Based on our theory of change (below), we decided to re-direct the flow of high-powered human capital to where our best and brightest could have the greatest multiplier effect. (We expand on the development component in this Stanford Social Innovation Review piece).

This sounds good in theory, but how do we empower the Operator-Investor (OIs) to become a competitive advantage for us and our portfolio?

We’ve found that when we combine the grit and domain expertise of our entrepreneurs with the hustle, attributes and willingness to learn of our OIs, that is where the magic happens:

The Operator-Investor as a Competitive Advantage

The OI’s role starts during the investment thesis, outbound sourcing and really comes alive during the due diligence where we, with the management team, develop a value creation plan.

The OI role is unique at each company — sometimes she is in charge of growing a new sales team and re-defining our go-to-market, other times as the temporary CMO or head of HR and sometimes the OI is the Chief of Staff to the CEO. It is wherever the company needs her.

But, of course, this role needs structure in order to be repeatable and to create a flywheel of lessons for Secha in order to impart the skills and knowledge transfer to all of our portfolio companies. After doing this ten times, we have refined this process into S.A.I.L — Strategise, Assess, Implement, Learn.

Secha’s SAIL value creation framework ensures that each step along the way, we — investors, management, team — know where we are going, what we want to accomplish, why and how.

As we detail above, each step has key activities to create an output that enables us to achieve a clear outcome.

I encourage you to read through the table, but, succinctly…

Strategise: Quantify and plan growth initiatives to that we have a value creation roadmap for the whole company.

Assess: Identify and remove growth “lids”, up-skill talent, increase productivity and scale the team.

Implement: Embed a culture of execution via an entrepreneurial operating system.

Learn: Install SOPs and track OKRs to ensure a tight feedback loop and foster a dynamic, repeatable, stronger growth model.

The OI model SAIL framework is an intimate and unique approach for a fund. It’s differentiated from the standard GP value chain of find-fund-support, but it is not for everyone.

In the next post, we will expand on why we believe that you need to re-think your fund model as an “EM in an EM” and why the skills required are different compared to a fund manager who is not based in an emerging market.
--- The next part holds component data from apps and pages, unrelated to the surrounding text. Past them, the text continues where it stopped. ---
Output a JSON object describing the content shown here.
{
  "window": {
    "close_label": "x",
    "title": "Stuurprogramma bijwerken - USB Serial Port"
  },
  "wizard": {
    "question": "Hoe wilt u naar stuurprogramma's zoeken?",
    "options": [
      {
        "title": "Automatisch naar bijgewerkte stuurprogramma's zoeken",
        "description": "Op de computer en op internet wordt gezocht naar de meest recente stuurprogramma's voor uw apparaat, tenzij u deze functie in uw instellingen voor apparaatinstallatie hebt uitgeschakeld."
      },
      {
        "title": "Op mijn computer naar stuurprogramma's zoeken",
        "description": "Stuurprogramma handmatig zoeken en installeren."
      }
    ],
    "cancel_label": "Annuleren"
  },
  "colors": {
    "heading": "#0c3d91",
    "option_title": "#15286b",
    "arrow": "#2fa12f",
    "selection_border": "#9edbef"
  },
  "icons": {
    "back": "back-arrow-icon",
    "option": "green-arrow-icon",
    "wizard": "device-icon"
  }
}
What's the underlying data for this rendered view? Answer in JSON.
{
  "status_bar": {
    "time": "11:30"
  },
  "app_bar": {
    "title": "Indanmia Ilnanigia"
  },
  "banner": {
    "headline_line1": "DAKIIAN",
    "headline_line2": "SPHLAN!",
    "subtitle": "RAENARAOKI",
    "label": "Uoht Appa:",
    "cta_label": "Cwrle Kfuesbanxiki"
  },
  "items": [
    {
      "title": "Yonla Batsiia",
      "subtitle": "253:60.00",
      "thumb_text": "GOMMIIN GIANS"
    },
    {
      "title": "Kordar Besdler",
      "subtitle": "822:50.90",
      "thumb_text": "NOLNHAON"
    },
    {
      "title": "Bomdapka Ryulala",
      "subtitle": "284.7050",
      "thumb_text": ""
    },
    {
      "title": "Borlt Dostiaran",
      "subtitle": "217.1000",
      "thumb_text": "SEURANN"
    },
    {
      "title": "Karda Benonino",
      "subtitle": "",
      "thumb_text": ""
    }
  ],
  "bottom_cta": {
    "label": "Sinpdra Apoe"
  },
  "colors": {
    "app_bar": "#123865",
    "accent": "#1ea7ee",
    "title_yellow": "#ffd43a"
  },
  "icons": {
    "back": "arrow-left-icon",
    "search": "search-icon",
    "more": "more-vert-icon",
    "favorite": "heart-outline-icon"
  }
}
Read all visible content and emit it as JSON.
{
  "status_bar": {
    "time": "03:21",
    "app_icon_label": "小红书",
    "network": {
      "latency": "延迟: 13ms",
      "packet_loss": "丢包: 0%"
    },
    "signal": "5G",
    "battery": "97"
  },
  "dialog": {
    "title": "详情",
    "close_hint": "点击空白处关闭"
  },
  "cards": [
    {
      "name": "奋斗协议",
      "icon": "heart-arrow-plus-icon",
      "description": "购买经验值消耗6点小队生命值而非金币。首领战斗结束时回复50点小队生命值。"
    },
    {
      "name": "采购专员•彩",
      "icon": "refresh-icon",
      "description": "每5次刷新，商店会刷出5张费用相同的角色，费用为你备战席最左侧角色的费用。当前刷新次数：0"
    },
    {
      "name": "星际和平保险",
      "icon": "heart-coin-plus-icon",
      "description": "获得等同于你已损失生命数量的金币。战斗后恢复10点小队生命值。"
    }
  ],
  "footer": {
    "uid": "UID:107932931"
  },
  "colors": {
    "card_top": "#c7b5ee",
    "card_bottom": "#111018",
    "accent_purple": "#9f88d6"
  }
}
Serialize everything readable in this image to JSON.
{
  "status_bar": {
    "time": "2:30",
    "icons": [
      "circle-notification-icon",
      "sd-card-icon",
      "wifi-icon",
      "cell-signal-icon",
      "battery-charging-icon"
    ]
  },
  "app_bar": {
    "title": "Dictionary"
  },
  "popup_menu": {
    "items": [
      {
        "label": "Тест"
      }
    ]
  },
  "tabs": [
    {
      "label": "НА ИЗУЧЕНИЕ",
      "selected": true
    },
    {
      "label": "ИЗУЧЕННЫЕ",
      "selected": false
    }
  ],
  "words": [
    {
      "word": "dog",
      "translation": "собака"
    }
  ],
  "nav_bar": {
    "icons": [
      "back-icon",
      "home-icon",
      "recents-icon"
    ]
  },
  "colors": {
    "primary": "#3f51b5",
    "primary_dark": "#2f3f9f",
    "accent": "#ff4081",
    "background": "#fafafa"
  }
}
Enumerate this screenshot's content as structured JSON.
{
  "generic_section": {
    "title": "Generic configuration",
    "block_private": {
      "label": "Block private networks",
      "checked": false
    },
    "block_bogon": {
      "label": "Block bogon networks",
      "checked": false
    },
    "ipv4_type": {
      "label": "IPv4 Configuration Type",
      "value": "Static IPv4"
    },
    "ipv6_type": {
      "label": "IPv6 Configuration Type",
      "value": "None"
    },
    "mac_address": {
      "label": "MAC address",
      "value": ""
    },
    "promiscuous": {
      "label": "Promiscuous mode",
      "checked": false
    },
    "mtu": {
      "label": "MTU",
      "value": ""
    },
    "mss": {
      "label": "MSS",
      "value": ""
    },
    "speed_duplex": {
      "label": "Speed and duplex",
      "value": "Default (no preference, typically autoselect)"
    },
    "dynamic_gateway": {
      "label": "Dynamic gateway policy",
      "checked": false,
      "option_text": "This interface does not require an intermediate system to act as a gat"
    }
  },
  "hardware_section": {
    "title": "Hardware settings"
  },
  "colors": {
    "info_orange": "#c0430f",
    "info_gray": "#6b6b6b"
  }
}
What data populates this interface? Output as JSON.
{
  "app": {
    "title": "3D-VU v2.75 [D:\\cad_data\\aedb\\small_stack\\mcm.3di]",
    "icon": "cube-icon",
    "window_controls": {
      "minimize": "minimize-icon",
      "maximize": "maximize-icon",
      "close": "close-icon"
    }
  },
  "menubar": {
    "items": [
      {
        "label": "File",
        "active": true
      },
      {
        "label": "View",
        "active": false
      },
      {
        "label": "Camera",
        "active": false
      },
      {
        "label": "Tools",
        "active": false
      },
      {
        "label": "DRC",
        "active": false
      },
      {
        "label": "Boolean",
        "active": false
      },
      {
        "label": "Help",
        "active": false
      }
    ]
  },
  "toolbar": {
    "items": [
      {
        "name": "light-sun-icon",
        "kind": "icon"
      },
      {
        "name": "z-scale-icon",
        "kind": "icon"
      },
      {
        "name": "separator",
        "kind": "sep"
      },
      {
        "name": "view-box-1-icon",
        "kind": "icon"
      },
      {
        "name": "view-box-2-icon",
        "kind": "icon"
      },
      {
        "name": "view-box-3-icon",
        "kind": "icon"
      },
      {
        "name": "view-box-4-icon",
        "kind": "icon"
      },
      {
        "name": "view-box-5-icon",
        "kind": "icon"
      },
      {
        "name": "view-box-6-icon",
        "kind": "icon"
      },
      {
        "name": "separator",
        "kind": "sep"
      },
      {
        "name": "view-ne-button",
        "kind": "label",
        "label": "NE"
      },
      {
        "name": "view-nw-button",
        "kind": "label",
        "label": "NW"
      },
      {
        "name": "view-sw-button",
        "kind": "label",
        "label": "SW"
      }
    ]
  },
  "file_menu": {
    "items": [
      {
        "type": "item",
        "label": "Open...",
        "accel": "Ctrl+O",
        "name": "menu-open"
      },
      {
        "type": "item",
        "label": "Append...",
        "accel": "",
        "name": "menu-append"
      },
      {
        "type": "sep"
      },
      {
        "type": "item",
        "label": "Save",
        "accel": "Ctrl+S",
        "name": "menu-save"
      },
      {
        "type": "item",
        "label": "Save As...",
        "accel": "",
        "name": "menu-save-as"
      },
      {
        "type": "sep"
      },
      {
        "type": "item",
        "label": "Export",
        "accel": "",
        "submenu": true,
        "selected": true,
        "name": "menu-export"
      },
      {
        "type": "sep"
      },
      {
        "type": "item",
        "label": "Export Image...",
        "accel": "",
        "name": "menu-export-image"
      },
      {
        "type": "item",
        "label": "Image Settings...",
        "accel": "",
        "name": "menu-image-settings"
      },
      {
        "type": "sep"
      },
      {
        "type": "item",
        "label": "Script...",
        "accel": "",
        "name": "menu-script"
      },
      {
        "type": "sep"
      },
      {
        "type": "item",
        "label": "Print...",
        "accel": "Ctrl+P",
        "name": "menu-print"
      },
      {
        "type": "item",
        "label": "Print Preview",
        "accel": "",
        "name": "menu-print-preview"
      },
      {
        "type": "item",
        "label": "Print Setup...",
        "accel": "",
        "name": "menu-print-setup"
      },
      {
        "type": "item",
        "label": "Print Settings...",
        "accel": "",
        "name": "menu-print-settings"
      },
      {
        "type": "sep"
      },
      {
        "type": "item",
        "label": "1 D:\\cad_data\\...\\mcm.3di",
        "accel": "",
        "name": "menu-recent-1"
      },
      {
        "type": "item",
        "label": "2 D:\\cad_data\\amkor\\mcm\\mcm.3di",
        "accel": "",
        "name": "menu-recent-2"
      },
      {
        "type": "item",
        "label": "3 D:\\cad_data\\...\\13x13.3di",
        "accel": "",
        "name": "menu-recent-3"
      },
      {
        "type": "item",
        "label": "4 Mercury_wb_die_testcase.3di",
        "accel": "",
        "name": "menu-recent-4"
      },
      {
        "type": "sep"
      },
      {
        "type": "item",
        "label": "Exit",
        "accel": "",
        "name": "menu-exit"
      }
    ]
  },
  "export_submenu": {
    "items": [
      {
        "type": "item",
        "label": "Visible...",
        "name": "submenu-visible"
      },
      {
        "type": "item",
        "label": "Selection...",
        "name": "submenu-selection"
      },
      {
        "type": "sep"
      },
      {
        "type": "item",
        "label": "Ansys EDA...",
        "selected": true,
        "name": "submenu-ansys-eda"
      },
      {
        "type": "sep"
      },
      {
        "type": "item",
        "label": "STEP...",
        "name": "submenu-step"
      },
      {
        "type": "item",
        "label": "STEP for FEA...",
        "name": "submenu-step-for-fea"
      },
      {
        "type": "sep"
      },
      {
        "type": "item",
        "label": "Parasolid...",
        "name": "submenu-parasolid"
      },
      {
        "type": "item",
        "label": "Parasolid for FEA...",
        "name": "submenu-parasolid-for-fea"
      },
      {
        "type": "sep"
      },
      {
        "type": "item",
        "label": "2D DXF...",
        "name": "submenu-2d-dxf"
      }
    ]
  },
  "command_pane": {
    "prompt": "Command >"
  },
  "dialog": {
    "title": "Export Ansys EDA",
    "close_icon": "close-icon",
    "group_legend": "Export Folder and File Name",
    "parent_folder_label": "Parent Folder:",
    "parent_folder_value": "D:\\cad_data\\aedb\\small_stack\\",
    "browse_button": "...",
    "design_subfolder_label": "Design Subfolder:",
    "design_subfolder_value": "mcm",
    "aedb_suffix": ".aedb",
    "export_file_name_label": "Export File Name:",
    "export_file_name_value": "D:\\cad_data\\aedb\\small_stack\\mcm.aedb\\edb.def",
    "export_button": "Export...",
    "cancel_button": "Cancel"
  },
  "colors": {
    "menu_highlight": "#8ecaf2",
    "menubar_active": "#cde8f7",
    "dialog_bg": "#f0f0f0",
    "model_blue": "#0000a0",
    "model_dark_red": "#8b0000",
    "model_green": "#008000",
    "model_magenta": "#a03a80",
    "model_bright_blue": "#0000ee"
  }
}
Questions, comments, rebuttals or just want the slides behind this post? Feel free to leave a comment or email us at associate@sechacapital.com